** Opening RECORDS FOR PROCESSING block **

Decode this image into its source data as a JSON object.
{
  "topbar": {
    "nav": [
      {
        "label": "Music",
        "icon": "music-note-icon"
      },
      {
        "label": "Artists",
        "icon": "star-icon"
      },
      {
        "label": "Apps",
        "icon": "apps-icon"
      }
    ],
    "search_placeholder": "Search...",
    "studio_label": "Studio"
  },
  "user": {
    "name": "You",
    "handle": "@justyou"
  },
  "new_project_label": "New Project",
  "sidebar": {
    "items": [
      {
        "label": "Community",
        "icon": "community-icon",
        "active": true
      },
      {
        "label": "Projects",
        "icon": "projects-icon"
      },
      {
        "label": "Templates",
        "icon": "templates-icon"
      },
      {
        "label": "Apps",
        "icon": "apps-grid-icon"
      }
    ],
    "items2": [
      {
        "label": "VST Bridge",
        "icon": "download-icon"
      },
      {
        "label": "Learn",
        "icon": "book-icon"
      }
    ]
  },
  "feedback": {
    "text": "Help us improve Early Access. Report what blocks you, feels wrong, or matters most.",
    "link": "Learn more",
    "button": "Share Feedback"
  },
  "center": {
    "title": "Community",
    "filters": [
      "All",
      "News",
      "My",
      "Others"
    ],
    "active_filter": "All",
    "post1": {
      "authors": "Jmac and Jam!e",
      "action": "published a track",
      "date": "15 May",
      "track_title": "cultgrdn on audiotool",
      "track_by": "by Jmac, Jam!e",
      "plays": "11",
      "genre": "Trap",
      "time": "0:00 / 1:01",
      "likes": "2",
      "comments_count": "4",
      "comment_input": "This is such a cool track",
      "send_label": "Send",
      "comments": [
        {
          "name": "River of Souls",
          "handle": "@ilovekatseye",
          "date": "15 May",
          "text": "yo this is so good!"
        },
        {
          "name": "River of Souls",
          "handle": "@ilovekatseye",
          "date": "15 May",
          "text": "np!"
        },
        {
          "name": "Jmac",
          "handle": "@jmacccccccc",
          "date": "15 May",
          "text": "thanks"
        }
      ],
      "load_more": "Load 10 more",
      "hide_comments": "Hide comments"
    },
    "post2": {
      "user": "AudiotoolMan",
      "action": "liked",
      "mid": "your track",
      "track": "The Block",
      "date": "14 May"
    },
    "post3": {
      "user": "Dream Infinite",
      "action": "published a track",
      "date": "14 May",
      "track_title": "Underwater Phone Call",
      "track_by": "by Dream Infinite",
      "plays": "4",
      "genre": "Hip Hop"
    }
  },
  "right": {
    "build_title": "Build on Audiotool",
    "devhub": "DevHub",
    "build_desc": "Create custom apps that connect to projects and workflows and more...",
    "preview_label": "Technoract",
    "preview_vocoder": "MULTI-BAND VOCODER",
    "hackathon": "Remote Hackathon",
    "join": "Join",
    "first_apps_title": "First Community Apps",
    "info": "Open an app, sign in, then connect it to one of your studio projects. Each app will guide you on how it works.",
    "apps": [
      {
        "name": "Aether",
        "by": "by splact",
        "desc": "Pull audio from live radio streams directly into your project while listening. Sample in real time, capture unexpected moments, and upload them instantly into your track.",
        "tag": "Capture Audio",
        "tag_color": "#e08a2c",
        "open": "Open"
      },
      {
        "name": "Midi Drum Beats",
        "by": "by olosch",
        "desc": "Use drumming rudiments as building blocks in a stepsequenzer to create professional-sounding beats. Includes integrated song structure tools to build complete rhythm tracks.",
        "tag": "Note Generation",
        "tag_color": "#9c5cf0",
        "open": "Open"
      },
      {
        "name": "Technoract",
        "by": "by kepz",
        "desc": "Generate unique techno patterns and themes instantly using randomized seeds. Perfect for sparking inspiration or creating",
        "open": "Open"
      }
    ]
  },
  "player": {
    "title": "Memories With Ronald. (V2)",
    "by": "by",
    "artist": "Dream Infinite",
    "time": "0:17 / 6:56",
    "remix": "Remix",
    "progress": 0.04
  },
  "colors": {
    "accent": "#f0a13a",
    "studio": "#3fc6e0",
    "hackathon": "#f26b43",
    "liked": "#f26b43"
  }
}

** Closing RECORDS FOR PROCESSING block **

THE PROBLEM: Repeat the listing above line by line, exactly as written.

RESULT FOR THIS TASK:
Decode this image into its source data as a JSON object.
{
  "topbar": {
    "nav": [
      {
        "label": "Music",
        "icon": "music-note-icon"
      },
      {
        "label": "Artists",
        "icon": "star-icon"
      },
      {
        "label": "Apps",
        "icon": "apps-icon"
      }
    ],
    "search_placeholder": "Search...",
    "studio_label": "Studio"
  },
  "user": {
    "name": "You",
    "handle": "@justyou"
  },
  "new_project_label": "New Project",
  "sidebar": {
    "items": [
      {
        "label": "Community",
        "icon": "community-icon",
        "active": true
      },
      {
        "label": "Projects",
        "icon": "projects-icon"
      },
      {
        "label": "Templates",
        "icon": "templates-icon"
      },
      {
        "label": "Apps",
        "icon": "apps-grid-icon"
      }
    ],
    "items2": [
      {
        "label": "VST Bridge",
        "icon": "download-icon"
      },
      {
        "label": "Learn",
        "icon": "book-icon"
      }
    ]
  },
  "feedback": {
    "text": "Help us improve Early Access. Report what blocks you, feels wrong, or matters most.",
    "link": "Learn more",
    "button": "Share Feedback"
  },
  "center": {
    "title": "Community",
    "filters": [
      "All",
      "News",
      "My",
      "Others"
    ],
    "active_filter": "All",
    "post1": {
      "authors": "Jmac and Jam!e",
      "action": "published a track",
      "date": "15 May",
      "track_title": "cultgrdn on audiotool",
      "track_by": "by Jmac, Jam!e",
      "plays": "11",
      "genre": "Trap",
      "time": "0:00 / 1:01",
      "likes": "2",
      "comments_count": "4",
      "comment_input": "This is such a cool track",
      "send_label": "Send",
      "comments": [
        {
          "name": "River of Souls",
          "handle": "@ilovekatseye",
          "date": "15 May",
          "text": "yo this is so good!"
        },
        {
          "name": "River of Souls",
          "handle": "@ilovekatseye",
          "date": "15 May",
          "text": "np!"
        },
        {
          "name": "Jmac",
          "handle": "@jmacccccccc",
          "date": "15 May",
          "text": "thanks"
        }
      ],
      "load_more": "Load 10 more",
      "hide_comments": "Hide comments"
    },
    "post2": {
      "user": "AudiotoolMan",
      "action": "liked",
      "mid": "your track",
      "track": "The Block",
      "date": "14 May"
    },
    "post3": {
      "user": "Dream Infinite",
      "action": "published a track",
      "date": "14 May",
      "track_title": "Underwater Phone Call",
      "track_by": "by Dream Infinite",
      "plays": "4",
      "genre": "Hip Hop"
    }
  },
  "right": {
    "build_title": "Build on Audiotool",
    "devhub": "DevHub",
    "build_desc": "Create custom apps that connect to projects and workflows and more...",
    "preview_label": "Technoract",
    "preview_vocoder": "MULTI-BAND VOCODER",
    "hackathon": "Remote Hackathon",
    "join": "Join",
    "first_apps_title": "First Community Apps",
    "info": "Open an app, sign in, then connect it to one of your studio projects. Each app will guide you on how it works.",
    "apps": [
      {
        "name": "Aether",
        "by": "by splact",
        "desc": "Pull audio from live radio streams directly into your project while listening. Sample in real time, capture unexpected moments, and upload them instantly into your track.",
        "tag": "Capture Audio",
        "tag_color": "#e08a2c",
        "open": "Open"
      },
      {
        "name": "Midi Drum Beats",
        "by": "by olosch",
        "desc": "Use drumming rudiments as building blocks in a stepsequenzer to create professional-sounding beats. Includes integrated song structure tools to build complete rhythm tracks.",
        "tag": "Note Generation",
        "tag_color": "#9c5cf0",
        "open": "Open"
      },
      {
        "name": "Technoract",
        "by": "by kepz",
        "desc": "Generate unique techno patterns and themes instantly using randomized seeds. Perfect for sparking inspiration or creating",
        "open": "Open"
      }
    ]
  },
  "player": {
    "title": "Memories With Ronald. (V2)",
    "by": "by",
    "artist": "Dream Infinite",
    "time": "0:17 / 6:56",
    "remix": "Remix",
    "progress": 0.04
  },
  "colors": {
    "accent": "#f0a13a",
    "studio": "#3fc6e0",
    "hackathon": "#f26b43",
    "liked": "#f26b43"
  }
}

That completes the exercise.